Independent members will still make up 67 per cent of Wal-Mart's board after the changes
NEW YORK—Wal-Mart is shrinking the number of board members to 12 from 15 as it looks to bolster the board for the future.
As part of the changes, four directors, including its former CEO Mike Duke and Jim Walton, the son of the retailer’s late founder Sam Walton, will not stand for re-election at the company’s annual shareholders’ meeting, set for June 3. But the board is adding the founder’s grandson in keeping with its history of having three Walton family members as directors.
“With these retirements, we view this as a time to make our board more nimble, while maintaining its independence and further aligning on Wal-Mart’s strategic priorities,” said Greg Penner, chairman of the board, in a statement.
The move, comes as Wal-Mart Stores Inc. disclosed in a Securities and Exchange Commission filing that the total compensation package of its CEO Doug McMillon rose 2 per cent to $19.4 million for the year that ended in January.

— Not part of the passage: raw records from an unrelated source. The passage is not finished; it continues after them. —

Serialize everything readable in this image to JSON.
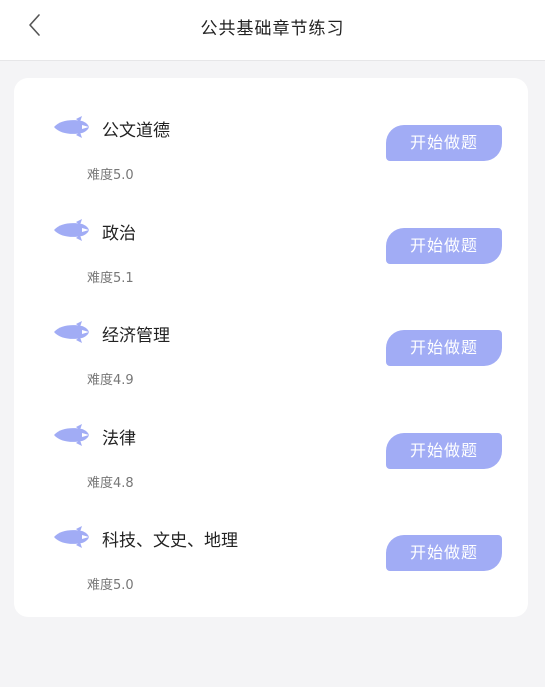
{
  "header": {
    "title": "公共基础章节练习",
    "back_icon": "chevron-left-icon"
  },
  "colors": {
    "accent": "#a1acf5",
    "page_bg": "#f4f4f6",
    "card_bg": "#ffffff"
  },
  "chapters": [
    {
      "name": "公文道德",
      "difficulty": "难度5.0",
      "button_label": "开始做题",
      "icon": "rocket-icon"
    },
    {
      "name": "政治",
      "difficulty": "难度5.1",
      "button_label": "开始做题",
      "icon": "rocket-icon"
    },
    {
      "name": "经济管理",
      "difficulty": "难度4.9",
      "button_label": "开始做题",
      "icon": "rocket-icon"
    },
    {
      "name": "法律",
      "difficulty": "难度4.8",
      "button_label": "开始做题",
      "icon": "rocket-icon"
    },
    {
      "name": "科技、文史、地理",
      "difficulty": "难度5.0",
      "button_label": "开始做题",
      "icon": "rocket-icon"
    }
  ]
}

Wal-Mart is overhauling its business as it seeks to better compete with online leader Amazon.com and others. Its total revenue fell slightly in the fiscal year that ended in January to $482.1 billion _ the first annual drop since it went public 45 years ago. Net income fell 10 per cent to $14.7 billion, squeezed by higher wages and investments in technology.

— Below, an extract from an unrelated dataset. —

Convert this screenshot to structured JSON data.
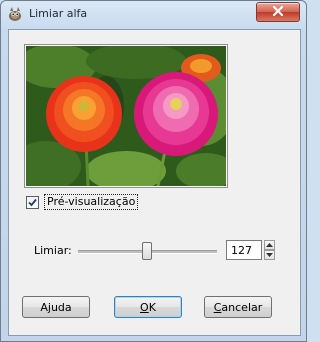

And in February, Wal-Mart lowered its outlook for sales growth in the current year to “relatively flat,” compared to the previous estimate for growth of 3 to 4 per cent. The slowdown comes as the company trimmed its global store count and deals with currency fluctuations affecting its overseas sales.
As part of its succession planning, the board has nominated Steuart Walton, the son of Jim Walton, to be elected to the board. Steuart Walton is the CEO of Game Composites, a company he founded in 2013 that designs and builds small composite aircraft. He previously worked for the London office of Allen & Overy LLP, handling matters related to debt and equity offerings by non-U.S. entities. He also worked for Wal-Mart International, focusing on mergers and acquisitions.
The founder’s son Robson Walton remains on the board. Robson Walton was succeeded by his son-in-law Penner as chairman last year.
The Bentonville, Arkansas-based company said independent members will still make up 67 per cent of the board after the changes.
The other retiring board members are Aida Alvarez, who joined the board in 2006 and was a member of the audit committee. She was administrator of the U.S. Small Business Administration and a member of President Bill Clinton’s cabinet from 1997 to 2001. Also retiring from the board is Roger Corbett, who joined the board in 2006. He is the retired CEO and group managing director of Woolworths Ltd., based in Australia.
Wal-Mart’s shares of up 13 per cent this year and are hovering around $69.